If you get into any kind of discussion of a controversial topic these days, someone is likely to try to shut you down with a simple “correlation does not prove causation, stupid” kind of refrain. And they are correct that correlation cannot prove causation (a funny website named Spurious Correlations has gone viral). The rub, though, is that correlation cannot prove causation because causation is, shall we just say, difficult to prove. Further, if you want to find the cause of something (say X), you are really going to need to look for things that correlate with X.
For example, say a certain area of the world has begun to have earthquakes regularly when they were almost nonexistent before. If you find that a certain type of gas extraction had begun just before the increase in earthquakes, you might wonder whether this correlation might offer any hints into the cause of the earthquakes. If you could find no correlation between the earthquakes and anything else, you might begin to describe the earthquakes as mysterious and unexplained.

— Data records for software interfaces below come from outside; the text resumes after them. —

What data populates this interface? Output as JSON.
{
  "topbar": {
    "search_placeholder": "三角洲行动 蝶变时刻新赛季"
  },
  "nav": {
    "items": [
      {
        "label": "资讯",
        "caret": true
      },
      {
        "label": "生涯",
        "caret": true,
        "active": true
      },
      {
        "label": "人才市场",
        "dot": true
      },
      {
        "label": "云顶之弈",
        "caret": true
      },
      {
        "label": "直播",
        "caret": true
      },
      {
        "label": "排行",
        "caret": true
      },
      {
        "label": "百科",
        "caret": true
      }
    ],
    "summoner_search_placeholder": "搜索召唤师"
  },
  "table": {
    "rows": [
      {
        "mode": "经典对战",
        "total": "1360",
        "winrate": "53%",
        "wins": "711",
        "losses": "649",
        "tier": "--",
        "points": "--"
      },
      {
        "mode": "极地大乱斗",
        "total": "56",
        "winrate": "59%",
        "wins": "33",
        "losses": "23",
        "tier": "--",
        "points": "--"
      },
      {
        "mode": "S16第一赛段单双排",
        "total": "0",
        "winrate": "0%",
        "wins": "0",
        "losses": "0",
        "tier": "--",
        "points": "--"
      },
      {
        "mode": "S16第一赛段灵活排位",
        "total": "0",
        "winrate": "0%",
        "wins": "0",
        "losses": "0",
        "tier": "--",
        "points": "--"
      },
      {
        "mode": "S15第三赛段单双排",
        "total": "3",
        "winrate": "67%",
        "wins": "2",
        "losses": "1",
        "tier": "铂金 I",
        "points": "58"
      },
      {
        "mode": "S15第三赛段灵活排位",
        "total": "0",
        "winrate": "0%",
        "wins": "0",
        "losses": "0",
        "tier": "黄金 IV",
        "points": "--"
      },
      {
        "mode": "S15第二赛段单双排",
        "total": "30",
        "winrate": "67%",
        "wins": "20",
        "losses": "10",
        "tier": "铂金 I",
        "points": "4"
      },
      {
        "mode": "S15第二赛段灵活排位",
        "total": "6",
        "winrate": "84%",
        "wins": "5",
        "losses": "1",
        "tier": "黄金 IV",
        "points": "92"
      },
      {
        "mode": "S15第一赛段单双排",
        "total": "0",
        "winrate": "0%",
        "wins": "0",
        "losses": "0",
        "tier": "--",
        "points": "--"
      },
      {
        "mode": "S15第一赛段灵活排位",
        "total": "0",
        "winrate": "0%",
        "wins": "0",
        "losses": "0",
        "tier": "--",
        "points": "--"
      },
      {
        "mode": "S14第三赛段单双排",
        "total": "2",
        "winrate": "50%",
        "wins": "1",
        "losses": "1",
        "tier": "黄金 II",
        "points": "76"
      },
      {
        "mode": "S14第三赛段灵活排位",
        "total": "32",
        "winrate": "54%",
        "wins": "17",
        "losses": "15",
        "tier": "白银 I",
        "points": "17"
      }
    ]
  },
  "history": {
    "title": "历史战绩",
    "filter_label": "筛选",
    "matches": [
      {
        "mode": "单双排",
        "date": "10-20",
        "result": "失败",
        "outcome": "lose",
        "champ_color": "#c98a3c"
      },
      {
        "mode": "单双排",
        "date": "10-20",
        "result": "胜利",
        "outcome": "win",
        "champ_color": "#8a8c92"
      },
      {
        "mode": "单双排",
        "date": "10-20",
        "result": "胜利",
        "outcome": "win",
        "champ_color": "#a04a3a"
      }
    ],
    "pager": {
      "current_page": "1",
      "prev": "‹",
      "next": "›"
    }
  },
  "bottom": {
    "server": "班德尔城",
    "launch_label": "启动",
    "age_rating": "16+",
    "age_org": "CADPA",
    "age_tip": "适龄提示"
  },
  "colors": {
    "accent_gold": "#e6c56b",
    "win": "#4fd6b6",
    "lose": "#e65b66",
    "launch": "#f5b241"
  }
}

Why? Because correlation is the biggest hint of where causation might be found. The famous Scottish philosopher, David Hume, laid out some rules for judging causes and their effects. The third rule says there must be constant union between the cause and effect (and it is this correlation that “chiefly” constitutes the causal relation). In fact, it is the constant conjunction between like causes and like effects that reinforces or justifies our belief in causation itself. In other words, without correlation, we would have no reason to believe in causation at all.
Hume also points out that we can observe correlations, but we cannot observe causation. If you ask someone to describe an observation of causation, you will hear a story about a correlation. Because causation cannot be directly observed, our belief in causation cannot be verified. Our belief in causation comes from an instinct to believe in causation and not from any rational argument or proof of causation. Hume points out that even animals are born with a belief in causation even without the benefit of the rational ability to study philosophical or scientific arguments.
To be sure, once you’ve identified a correlation, you can begin the work of determining whether the supposed causes are actually responsible for the effects you’ve observed. You may not get proof, but you can get more and more evidence so that your belief in the cause is more and more justified. No matter how much evidence you get, though, you will have started with a correlation.
So, it is true that correlation does not prove causation, but a statistically significant correlation is a good place to begin your search for a cause. If you know of a way to find causation without first observing a correlation or to prove causation, please leave it in the comments.